- [TASK PROMPT] Please repeat each entry. Match every word exactly.

- [Page and application data records]
BEGIN

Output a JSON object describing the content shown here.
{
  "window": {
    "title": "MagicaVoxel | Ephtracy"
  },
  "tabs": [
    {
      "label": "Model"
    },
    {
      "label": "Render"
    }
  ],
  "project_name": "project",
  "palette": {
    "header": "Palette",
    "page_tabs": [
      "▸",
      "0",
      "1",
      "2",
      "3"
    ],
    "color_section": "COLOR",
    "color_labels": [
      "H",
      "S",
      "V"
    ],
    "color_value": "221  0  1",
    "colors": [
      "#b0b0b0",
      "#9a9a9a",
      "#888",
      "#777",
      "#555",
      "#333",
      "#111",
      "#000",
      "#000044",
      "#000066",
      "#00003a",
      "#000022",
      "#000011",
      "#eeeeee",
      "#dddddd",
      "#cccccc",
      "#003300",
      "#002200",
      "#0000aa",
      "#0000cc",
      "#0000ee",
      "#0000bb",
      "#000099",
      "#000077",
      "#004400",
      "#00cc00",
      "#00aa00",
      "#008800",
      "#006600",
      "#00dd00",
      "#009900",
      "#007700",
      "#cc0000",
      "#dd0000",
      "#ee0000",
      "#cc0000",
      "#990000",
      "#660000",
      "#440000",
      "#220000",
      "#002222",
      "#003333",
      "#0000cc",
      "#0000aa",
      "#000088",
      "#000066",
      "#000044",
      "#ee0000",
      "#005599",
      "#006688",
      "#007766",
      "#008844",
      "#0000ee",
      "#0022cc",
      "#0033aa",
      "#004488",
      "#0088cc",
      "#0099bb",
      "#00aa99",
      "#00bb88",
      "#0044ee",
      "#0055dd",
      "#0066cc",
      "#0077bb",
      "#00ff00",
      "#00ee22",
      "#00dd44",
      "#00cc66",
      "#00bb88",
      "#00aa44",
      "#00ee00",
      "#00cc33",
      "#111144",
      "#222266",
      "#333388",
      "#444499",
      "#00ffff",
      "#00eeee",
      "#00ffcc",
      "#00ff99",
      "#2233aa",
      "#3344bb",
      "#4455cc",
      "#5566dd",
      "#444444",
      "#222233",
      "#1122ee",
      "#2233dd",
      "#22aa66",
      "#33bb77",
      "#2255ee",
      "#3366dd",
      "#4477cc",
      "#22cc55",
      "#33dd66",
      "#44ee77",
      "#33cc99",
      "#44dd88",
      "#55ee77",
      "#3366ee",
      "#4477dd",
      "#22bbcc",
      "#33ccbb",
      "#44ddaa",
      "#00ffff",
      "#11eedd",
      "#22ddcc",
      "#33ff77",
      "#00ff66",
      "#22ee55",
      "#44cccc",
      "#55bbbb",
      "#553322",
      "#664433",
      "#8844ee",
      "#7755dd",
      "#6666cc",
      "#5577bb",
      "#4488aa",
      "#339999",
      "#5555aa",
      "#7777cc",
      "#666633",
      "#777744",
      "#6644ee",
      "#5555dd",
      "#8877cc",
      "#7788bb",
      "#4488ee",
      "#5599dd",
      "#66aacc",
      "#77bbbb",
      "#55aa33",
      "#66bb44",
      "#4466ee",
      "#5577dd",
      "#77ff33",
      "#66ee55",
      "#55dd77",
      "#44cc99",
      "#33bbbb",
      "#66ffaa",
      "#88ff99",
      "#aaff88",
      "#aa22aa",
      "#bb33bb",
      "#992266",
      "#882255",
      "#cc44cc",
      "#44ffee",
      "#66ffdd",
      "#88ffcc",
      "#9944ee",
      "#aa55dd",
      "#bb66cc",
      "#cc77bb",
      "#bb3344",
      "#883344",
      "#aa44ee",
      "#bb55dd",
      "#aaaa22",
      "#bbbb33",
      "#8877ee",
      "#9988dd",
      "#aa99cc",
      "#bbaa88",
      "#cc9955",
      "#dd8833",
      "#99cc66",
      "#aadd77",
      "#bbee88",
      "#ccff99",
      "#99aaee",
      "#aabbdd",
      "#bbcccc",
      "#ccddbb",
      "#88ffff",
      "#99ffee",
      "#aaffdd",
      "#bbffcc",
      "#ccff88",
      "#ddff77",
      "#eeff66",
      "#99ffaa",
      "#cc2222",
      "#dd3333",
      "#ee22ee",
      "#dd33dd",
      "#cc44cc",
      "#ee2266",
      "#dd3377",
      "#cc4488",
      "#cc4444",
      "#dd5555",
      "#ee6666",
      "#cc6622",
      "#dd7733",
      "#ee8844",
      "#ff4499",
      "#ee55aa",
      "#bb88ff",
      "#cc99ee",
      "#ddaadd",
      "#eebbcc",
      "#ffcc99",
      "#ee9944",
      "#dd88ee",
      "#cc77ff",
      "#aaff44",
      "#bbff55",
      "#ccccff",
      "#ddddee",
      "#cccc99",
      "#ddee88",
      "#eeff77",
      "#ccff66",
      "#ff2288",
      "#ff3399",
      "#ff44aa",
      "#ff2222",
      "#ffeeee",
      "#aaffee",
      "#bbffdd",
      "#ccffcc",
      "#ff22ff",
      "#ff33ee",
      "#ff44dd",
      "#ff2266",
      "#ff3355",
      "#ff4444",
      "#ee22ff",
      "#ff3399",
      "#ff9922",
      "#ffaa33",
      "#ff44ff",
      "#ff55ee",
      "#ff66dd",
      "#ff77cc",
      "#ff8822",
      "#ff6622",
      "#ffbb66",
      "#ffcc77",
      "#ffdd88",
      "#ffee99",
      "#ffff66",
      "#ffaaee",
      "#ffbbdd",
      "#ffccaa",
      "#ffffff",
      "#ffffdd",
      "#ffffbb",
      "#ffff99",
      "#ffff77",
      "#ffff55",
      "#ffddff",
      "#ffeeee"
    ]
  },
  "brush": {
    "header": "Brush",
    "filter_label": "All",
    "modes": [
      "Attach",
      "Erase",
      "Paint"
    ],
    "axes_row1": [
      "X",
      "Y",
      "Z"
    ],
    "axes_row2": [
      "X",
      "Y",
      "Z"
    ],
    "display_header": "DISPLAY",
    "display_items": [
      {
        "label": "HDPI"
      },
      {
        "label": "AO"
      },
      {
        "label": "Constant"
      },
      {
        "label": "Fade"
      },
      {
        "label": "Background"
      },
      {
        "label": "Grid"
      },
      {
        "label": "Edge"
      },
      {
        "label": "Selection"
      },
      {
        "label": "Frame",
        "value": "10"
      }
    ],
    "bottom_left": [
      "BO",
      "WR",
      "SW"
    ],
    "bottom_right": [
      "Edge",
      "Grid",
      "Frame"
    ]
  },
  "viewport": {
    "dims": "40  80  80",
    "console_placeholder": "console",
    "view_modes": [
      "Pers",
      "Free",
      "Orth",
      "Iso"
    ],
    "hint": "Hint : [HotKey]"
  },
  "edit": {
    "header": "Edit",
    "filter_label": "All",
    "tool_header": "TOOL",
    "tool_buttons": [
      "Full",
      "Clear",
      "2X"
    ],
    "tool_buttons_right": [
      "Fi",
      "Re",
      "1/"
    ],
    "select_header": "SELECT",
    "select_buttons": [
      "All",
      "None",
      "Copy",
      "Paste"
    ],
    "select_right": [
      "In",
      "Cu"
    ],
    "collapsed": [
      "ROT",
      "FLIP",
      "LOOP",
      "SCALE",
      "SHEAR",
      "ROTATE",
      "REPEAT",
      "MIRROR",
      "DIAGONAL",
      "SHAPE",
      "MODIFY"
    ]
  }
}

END

- [FINISHED TASK]
Output a JSON object describing the content shown here.
{
  "window": {
    "title": "MagicaVoxel | Ephtracy"
  },
  "tabs": [
    {
      "label": "Model"
    },
    {
      "label": "Render"
    }
  ],
  "project_name": "project",
  "palette": {
    "header": "Palette",
    "page_tabs": [
      "▸",
      "0",
      "1",
      "2",
      "3"
    ],
    "color_section": "COLOR",
    "color_labels": [
      "H",
      "S",
      "V"
    ],
    "color_value": "221  0  1",
    "colors": [
      "#b0b0b0",
      "#9a9a9a",
      "#888",
      "#777",
      "#555",
      "#333",
      "#111",
      "#000",
      "#000044",
      "#000066",
      "#00003a",
      "#000022",
      "#000011",
      "#eeeeee",
      "#dddddd",
      "#cccccc",
      "#003300",
      "#002200",
      "#0000aa",
      "#0000cc",
      "#0000ee",
      "#0000bb",
      "#000099",
      "#000077",
      "#004400",
      "#00cc00",
      "#00aa00",
      "#008800",
      "#006600",
      "#00dd00",
      "#009900",
      "#007700",
      "#cc0000",
      "#dd0000",
      "#ee0000",
      "#cc0000",
      "#990000",
      "#660000",
      "#440000",
      "#220000",
      "#002222",
      "#003333",
      "#0000cc",
      "#0000aa",
      "#000088",
      "#000066",
      "#000044",
      "#ee0000",
      "#005599",
      "#006688",
      "#007766",
      "#008844",
      "#0000ee",
      "#0022cc",
      "#0033aa",
      "#004488",
      "#0088cc",
      "#0099bb",
      "#00aa99",
      "#00bb88",
      "#0044ee",
      "#0055dd",
      "#0066cc",
      "#0077bb",
      "#00ff00",
      "#00ee22",
      "#00dd44",
      "#00cc66",
      "#00bb88",
      "#00aa44",
      "#00ee00",
      "#00cc33",
      "#111144",
      "#222266",
      "#333388",
      "#444499",
      "#00ffff",
      "#00eeee",
      "#00ffcc",
      "#00ff99",
      "#2233aa",
      "#3344bb",
      "#4455cc",
      "#5566dd",
      "#444444",
      "#222233",
      "#1122ee",
      "#2233dd",
      "#22aa66",
      "#33bb77",
      "#2255ee",
      "#3366dd",
      "#4477cc",
      "#22cc55",
      "#33dd66",
      "#44ee77",
      "#33cc99",
      "#44dd88",
      "#55ee77",
      "#3366ee",
      "#4477dd",
      "#22bbcc",
      "#33ccbb",
      "#44ddaa",
      "#00ffff",
      "#11eedd",
      "#22ddcc",
      "#33ff77",
      "#00ff66",
      "#22ee55",
      "#44cccc",
      "#55bbbb",
      "#553322",
      "#664433",
      "#8844ee",
      "#7755dd",
      "#6666cc",
      "#5577bb",
      "#4488aa",
      "#339999",
      "#5555aa",
      "#7777cc",
      "#666633",
      "#777744",
      "#6644ee",
      "#5555dd",
      "#8877cc",
      "#7788bb",
      "#4488ee",
      "#5599dd",
      "#66aacc",
      "#77bbbb",
      "#55aa33",
      "#66bb44",
      "#4466ee",
      "#5577dd",
      "#77ff33",
      "#66ee55",
      "#55dd77",
      "#44cc99",
      "#33bbbb",
      "#66ffaa",
      "#88ff99",
      "#aaff88",
      "#aa22aa",
      "#bb33bb",
      "#992266",
      "#882255",
      "#cc44cc",
      "#44ffee",
      "#66ffdd",
      "#88ffcc",
      "#9944ee",
      "#aa55dd",
      "#bb66cc",
      "#cc77bb",
      "#bb3344",
      "#883344",
      "#aa44ee",
      "#bb55dd",
      "#aaaa22",
      "#bbbb33",
      "#8877ee",
      "#9988dd",
      "#aa99cc",
      "#bbaa88",
      "#cc9955",
      "#dd8833",
      "#99cc66",
      "#aadd77",
      "#bbee88",
      "#ccff99",
      "#99aaee",
      "#aabbdd",
      "#bbcccc",
      "#ccddbb",
      "#88ffff",
      "#99ffee",
      "#aaffdd",
      "#bbffcc",
      "#ccff88",
      "#ddff77",
      "#eeff66",
      "#99ffaa",
      "#cc2222",
      "#dd3333",
      "#ee22ee",
      "#dd33dd",
      "#cc44cc",
      "#ee2266",
      "#dd3377",
      "#cc4488",
      "#cc4444",
      "#dd5555",
      "#ee6666",
      "#cc6622",
      "#dd7733",
      "#ee8844",
      "#ff4499",
      "#ee55aa",
      "#bb88ff",
      "#cc99ee",
      "#ddaadd",
      "#eebbcc",
      "#ffcc99",
      "#ee9944",
      "#dd88ee",
      "#cc77ff",
      "#aaff44",
      "#bbff55",
      "#ccccff",
      "#ddddee",
      "#cccc99",
      "#ddee88",
      "#eeff77",
      "#ccff66",
      "#ff2288",
      "#ff3399",
      "#ff44aa",
      "#ff2222",
      "#ffeeee",
      "#aaffee",
      "#bbffdd",
      "#ccffcc",
      "#ff22ff",
      "#ff33ee",
      "#ff44dd",
      "#ff2266",
      "#ff3355",
      "#ff4444",
      "#ee22ff",
      "#ff3399",
      "#ff9922",
      "#ffaa33",
      "#ff44ff",
      "#ff55ee",
      "#ff66dd",
      "#ff77cc",
      "#ff8822",
      "#ff6622",
      "#ffbb66",
      "#ffcc77",
      "#ffdd88",
      "#ffee99",
      "#ffff66",
      "#ffaaee",
      "#ffbbdd",
      "#ffccaa",
      "#ffffff",
      "#ffffdd",
      "#ffffbb",
      "#ffff99",
      "#ffff77",
      "#ffff55",
      "#ffddff",
      "#ffeeee"
    ]
  },
  "brush": {
    "header": "Brush",
    "filter_label": "All",
    "modes": [
      "Attach",
      "Erase",
      "Paint"
    ],
    "axes_row1": [
      "X",
      "Y",
      "Z"
    ],
    "axes_row2": [
      "X",
      "Y",
      "Z"
    ],
    "display_header": "DISPLAY",
    "display_items": [
      {
        "label": "HDPI"
      },
      {
        "label": "AO"
      },
      {
        "label": "Constant"
      },
      {
        "label": "Fade"
      },
      {
        "label": "Background"
      },
      {
        "label": "Grid"
      },
      {
        "label": "Edge"
      },
      {
        "label": "Selection"
      },
      {
        "label": "Frame",
        "value": "10"
      }
    ],
    "bottom_left": [
      "BO",
      "WR",
      "SW"
    ],
    "bottom_right": [
      "Edge",
      "Grid",
      "Frame"
    ]
  },
  "viewport": {
    "dims": "40  80  80",
    "console_placeholder": "console",
    "view_modes": [
      "Pers",
      "Free",
      "Orth",
      "Iso"
    ],
    "hint": "Hint : [HotKey]"
  },
  "edit": {
    "header": "Edit",
    "filter_label": "All",
    "tool_header": "TOOL",
    "tool_buttons": [
      "Full",
      "Clear",
      "2X"
    ],
    "tool_buttons_right": [
      "Fi",
      "Re",
      "1/"
    ],
    "select_header": "SELECT",
    "select_buttons": [
      "All",
      "None",
      "Copy",
      "Paste"
    ],
    "select_right": [
      "In",
      "Cu"
    ],
    "collapsed": [
      "ROT",
      "FLIP",
      "LOOP",
      "SCALE",
      "SHEAR",
      "ROTATE",
      "REPEAT",
      "MIRROR",
      "DIAGONAL",
      "SHAPE",
      "MODIFY"
    ]
  }
}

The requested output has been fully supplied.